__WHAT TO PRODUCE__. Once the pictures are removed, output the remaining entries exactly as given.

(Dataset records)
....
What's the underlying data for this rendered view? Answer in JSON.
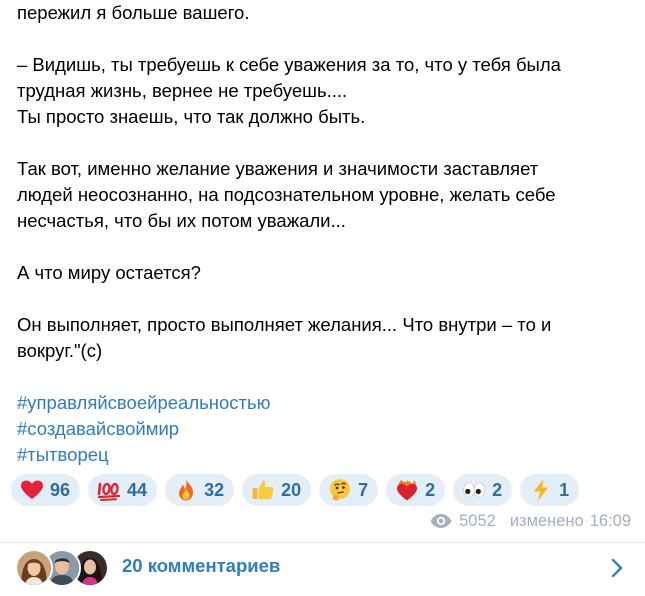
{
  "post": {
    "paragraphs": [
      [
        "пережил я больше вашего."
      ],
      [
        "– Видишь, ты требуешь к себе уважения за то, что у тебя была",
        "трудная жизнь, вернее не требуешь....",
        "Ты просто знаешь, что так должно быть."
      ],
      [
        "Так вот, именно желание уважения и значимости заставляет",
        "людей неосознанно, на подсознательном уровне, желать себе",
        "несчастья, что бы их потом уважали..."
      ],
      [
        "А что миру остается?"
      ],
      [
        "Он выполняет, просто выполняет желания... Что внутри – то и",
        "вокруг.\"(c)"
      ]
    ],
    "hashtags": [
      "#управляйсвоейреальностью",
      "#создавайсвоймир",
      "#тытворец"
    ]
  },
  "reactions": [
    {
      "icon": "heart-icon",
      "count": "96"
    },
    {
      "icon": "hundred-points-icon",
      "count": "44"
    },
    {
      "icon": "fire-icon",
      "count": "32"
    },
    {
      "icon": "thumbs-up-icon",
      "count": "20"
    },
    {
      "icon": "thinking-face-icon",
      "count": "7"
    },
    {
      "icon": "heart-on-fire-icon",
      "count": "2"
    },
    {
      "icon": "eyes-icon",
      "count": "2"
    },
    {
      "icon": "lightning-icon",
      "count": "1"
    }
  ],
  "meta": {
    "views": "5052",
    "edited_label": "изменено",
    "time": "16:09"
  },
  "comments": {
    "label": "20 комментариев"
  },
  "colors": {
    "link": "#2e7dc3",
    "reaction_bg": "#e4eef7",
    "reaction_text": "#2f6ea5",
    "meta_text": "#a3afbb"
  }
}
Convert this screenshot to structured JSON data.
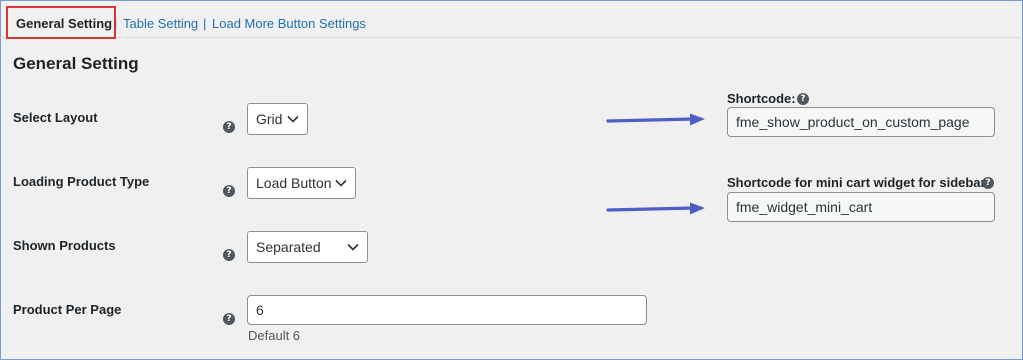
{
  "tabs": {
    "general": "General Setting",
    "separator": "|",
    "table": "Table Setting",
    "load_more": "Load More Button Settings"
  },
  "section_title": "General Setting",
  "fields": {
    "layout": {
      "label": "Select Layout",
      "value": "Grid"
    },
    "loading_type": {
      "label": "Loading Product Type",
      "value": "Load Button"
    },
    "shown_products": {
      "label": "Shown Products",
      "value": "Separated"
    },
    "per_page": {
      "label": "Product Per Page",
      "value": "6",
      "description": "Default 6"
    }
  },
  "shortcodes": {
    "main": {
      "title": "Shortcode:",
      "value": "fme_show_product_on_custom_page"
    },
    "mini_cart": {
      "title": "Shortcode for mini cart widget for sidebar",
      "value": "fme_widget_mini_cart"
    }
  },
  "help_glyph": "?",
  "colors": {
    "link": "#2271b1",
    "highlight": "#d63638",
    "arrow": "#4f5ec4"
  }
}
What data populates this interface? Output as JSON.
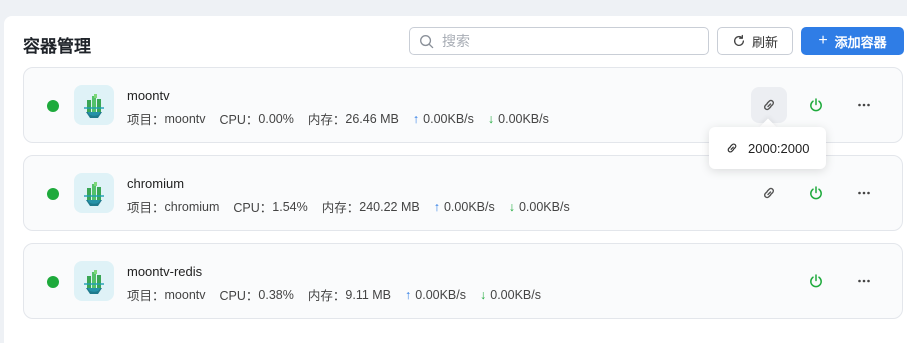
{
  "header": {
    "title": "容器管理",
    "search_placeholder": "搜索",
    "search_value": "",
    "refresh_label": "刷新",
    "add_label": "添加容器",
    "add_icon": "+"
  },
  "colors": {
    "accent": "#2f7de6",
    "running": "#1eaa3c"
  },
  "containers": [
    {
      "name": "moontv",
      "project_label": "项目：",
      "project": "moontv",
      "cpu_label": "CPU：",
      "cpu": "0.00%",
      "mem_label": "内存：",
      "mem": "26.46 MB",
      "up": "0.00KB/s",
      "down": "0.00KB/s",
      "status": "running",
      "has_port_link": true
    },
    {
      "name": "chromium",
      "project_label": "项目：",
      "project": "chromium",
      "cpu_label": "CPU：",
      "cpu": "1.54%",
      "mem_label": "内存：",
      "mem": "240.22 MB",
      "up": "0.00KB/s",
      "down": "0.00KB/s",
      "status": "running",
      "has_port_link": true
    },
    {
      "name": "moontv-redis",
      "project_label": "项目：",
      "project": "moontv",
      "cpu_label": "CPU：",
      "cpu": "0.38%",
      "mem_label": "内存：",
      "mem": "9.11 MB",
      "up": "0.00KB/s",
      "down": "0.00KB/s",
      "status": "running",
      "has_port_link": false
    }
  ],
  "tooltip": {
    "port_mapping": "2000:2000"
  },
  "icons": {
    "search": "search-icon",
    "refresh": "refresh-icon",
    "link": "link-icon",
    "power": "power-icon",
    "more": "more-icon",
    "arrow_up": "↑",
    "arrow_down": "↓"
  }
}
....
__REPLY__.
What's the underlying data for this rendered view? Answer in JSON.
{
  "post": {
    "paragraphs": [
      [
        "пережил я больше вашего."
      ],
      [
        "– Видишь, ты требуешь к себе уважения за то, что у тебя была",
        "трудная жизнь, вернее не требуешь....",
        "Ты просто знаешь, что так должно быть."
      ],
      [
        "Так вот, именно желание уважения и значимости заставляет",
        "людей неосознанно, на подсознательном уровне, желать себе",
        "несчастья, что бы их потом уважали..."
      ],
      [
        "А что миру остается?"
      ],
      [
        "Он выполняет, просто выполняет желания... Что внутри – то и",
        "вокруг.\"(c)"
      ]
    ],
    "hashtags": [
      "#управляйсвоейреальностью",
      "#создавайсвоймир",
      "#тытворец"
    ]
  },
  "reactions": [
    {
      "icon": "heart-icon",
      "count": "96"
    },
    {
      "icon": "hundred-points-icon",
      "count": "44"
    },
    {
      "icon": "fire-icon",
      "count": "32"
    },
    {
      "icon": "thumbs-up-icon",
      "count": "20"
    },
    {
      "icon": "thinking-face-icon",
      "count": "7"
    },
    {
      "icon": "heart-on-fire-icon",
      "count": "2"
    },
    {
      "icon": "eyes-icon",
      "count": "2"
    },
    {
      "icon": "lightning-icon",
      "count": "1"
    }
  ],
  "meta": {
    "views": "5052",
    "edited_label": "изменено",
    "time": "16:09"
  },
  "comments": {
    "label": "20 комментариев"
  },
  "colors": {
    "link": "#2e7dc3",
    "reaction_bg": "#e4eef7",
    "reaction_text": "#2f6ea5",
    "meta_text": "#a3afbb"
  }
}
Convert this screenshot to structured JSON data.
{
  "tabs": {
    "general": "General Setting",
    "separator": "|",
    "table": "Table Setting",
    "load_more": "Load More Button Settings"
  },
  "section_title": "General Setting",
  "fields": {
    "layout": {
      "label": "Select Layout",
      "value": "Grid"
    },
    "loading_type": {
      "label": "Loading Product Type",
      "value": "Load Button"
    },
    "shown_products": {
      "label": "Shown Products",
      "value": "Separated"
    },
    "per_page": {
      "label": "Product Per Page",
      "value": "6",
      "description": "Default 6"
    }
  },
  "shortcodes": {
    "main": {
      "title": "Shortcode:",
      "value": "fme_show_product_on_custom_page"
    },
    "mini_cart": {
      "title": "Shortcode for mini cart widget for sidebar",
      "value": "fme_widget_mini_cart"
    }
  },
  "help_glyph": "?",
  "colors": {
    "link": "#2271b1",
    "highlight": "#d63638",
    "arrow": "#4f5ec4"
  }
}
What data populates this interface? Output as JSON.
{
  "header": {
    "title": "容器管理",
    "search_placeholder": "搜索",
    "search_value": "",
    "refresh_label": "刷新",
    "add_label": "添加容器",
    "add_icon": "+"
  },
  "colors": {
    "accent": "#2f7de6",
    "running": "#1eaa3c"
  },
  "containers": [
    {
      "name": "moontv",
      "project_label": "项目：",
      "project": "moontv",
      "cpu_label": "CPU：",
      "cpu": "0.00%",
      "mem_label": "内存：",
      "mem": "26.46 MB",
      "up": "0.00KB/s",
      "down": "0.00KB/s",
      "status": "running",
      "has_port_link": true
    },
    {
      "name": "chromium",
      "project_label": "项目：",
      "project": "chromium",
      "cpu_label": "CPU：",
      "cpu": "1.54%",
      "mem_label": "内存：",
      "mem": "240.22 MB",
      "up": "0.00KB/s",
      "down": "0.00KB/s",
      "status": "running",
      "has_port_link": true
    },
    {
      "name": "moontv-redis",
      "project_label": "项目：",
      "project": "moontv",
      "cpu_label": "CPU：",
      "cpu": "0.38%",
      "mem_label": "内存：",
      "mem": "9.11 MB",
      "up": "0.00KB/s",
      "down": "0.00KB/s",
      "status": "running",
      "has_port_link": false
    }
  ],
  "tooltip": {
    "port_mapping": "2000:2000"
  },
  "icons": {
    "search": "search-icon",
    "refresh": "refresh-icon",
    "link": "link-icon",
    "power": "power-icon",
    "more": "more-icon",
    "arrow_up": "↑",
    "arrow_down": "↓"
  }
}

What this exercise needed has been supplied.